**EXERCISE PROMPT**
For every line of the material below, check for the string "gloss" and return the line if it is there.

** Opening GIVEN INFORMATION block **

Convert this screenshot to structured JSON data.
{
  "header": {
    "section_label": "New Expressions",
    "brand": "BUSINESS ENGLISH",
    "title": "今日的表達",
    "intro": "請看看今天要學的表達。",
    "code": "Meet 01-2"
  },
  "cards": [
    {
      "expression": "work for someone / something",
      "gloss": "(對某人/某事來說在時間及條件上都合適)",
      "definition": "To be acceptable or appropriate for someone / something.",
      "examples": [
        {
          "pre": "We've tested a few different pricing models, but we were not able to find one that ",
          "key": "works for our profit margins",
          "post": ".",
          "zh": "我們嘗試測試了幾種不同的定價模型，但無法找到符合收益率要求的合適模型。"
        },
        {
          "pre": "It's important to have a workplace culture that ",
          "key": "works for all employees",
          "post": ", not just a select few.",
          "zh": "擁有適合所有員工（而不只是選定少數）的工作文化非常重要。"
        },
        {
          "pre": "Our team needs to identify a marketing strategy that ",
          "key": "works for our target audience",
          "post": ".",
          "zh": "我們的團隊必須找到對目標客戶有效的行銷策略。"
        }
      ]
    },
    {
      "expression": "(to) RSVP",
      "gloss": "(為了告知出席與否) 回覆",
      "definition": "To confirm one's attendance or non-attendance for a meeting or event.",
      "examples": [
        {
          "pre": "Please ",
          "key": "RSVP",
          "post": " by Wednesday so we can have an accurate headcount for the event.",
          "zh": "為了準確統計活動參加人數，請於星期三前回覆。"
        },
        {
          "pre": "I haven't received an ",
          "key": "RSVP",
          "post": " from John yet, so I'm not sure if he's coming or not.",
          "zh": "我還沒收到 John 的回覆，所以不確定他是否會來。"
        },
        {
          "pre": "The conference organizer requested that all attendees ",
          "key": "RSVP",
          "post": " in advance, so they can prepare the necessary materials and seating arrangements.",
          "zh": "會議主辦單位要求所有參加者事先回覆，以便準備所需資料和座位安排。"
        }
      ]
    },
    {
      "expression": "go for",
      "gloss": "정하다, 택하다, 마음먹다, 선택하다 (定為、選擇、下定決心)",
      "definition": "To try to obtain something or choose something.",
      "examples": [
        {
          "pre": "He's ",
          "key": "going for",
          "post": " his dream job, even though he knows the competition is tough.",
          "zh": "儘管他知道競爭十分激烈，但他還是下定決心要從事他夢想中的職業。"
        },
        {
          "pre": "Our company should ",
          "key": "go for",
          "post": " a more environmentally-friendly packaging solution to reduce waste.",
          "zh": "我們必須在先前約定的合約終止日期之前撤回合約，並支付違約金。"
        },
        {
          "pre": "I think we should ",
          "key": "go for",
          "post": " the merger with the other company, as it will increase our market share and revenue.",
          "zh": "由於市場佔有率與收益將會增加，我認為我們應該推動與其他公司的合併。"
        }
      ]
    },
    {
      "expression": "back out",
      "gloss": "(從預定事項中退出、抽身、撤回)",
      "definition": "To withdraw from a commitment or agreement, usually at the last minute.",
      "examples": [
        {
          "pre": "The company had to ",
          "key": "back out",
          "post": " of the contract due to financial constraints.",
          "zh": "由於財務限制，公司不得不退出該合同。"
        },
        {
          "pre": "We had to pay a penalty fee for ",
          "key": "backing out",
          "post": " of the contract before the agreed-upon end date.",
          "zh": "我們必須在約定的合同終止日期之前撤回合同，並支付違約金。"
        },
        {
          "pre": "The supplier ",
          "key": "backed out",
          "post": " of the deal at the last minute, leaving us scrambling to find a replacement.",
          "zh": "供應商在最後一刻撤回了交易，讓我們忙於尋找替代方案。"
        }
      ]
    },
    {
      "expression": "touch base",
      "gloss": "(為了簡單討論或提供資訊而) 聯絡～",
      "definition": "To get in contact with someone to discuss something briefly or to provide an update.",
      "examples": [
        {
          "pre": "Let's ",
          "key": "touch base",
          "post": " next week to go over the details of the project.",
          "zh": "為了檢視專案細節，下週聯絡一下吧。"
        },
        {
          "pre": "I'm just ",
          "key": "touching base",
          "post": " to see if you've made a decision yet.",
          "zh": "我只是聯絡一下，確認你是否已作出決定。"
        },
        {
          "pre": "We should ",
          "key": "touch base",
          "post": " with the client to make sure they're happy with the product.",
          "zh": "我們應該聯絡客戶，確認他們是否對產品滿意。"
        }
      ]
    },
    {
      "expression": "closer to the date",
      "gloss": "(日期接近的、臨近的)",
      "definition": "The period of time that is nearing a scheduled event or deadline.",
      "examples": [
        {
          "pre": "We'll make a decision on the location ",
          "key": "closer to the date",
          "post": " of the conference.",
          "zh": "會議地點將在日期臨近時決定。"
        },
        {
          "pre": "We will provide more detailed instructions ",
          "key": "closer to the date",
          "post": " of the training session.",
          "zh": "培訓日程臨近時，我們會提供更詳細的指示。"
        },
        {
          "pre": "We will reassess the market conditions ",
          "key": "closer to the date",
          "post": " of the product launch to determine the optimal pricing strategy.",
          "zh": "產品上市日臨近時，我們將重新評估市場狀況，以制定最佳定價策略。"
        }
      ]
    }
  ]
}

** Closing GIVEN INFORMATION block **

**TASK ANSWER**
      "gloss": "(對某人/某事來說在時間及條件上都合適)",
      "gloss": "(為了告知出席與否) 回覆",
      "gloss": "정하다, 택하다, 마음먹다, 선택하다 (定為、選擇、下定決心)",
      "gloss": "(從預定事項中退出、抽身、撤回)",
      "gloss": "(為了簡單討論或提供資訊而) 聯絡～",
      "gloss": "(日期接近的、臨近的)",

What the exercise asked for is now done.